Alexander Schoenhals, Thomas Hepp, Philip Ehret, Bela Gipp
The Blockchain Technology (BT) is a promising technology. Due to its integrity and immutability characteristics, BT affects almost all businesses where digital transactions are executed, and a high level of trust is required. In summary, its architecture is predestined for the protection of intellectual property - also in the context of scientific research and knowledge creation. We present an approach that makes it possible to track early concepts even during their development. The outcome is recorded and linked to the originating person. In our prototype recording is done using digital pens with which contributors write down their notes on normal paper. The identified writing is interpreted using optical character recognition and stored in standardized JSON objects.

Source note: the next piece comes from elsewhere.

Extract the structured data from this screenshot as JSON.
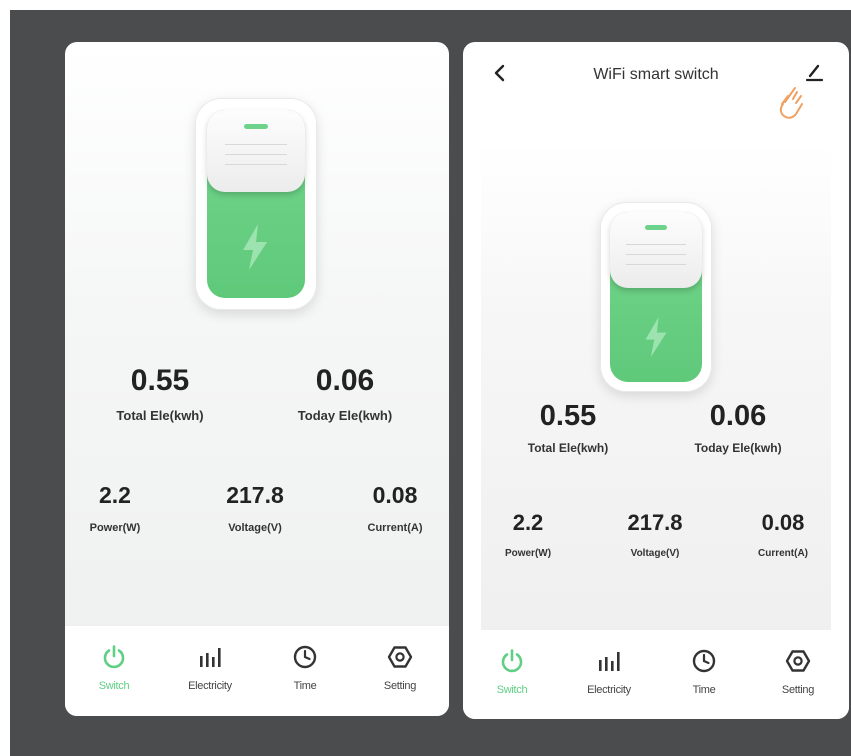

To guarantee both proof-of-existence and proof-of-origin, a unique hash is generated from each digital artifact stored and embedded into the Blockchain by the OriginStamp decentralized trusted timestamping servi ce. Once this unique fingerprint is embedded in a transaction in the underlying Blockchain network, it can be proven where particular contributions originated due to the characteristics of Blockchain architecture. By providing a clear proof-of-origin, all creators (even third parties) could continue to work on an existing project and add their contribution proportionately, depending on the state of progress. This concept enables an Open Science ecosystem.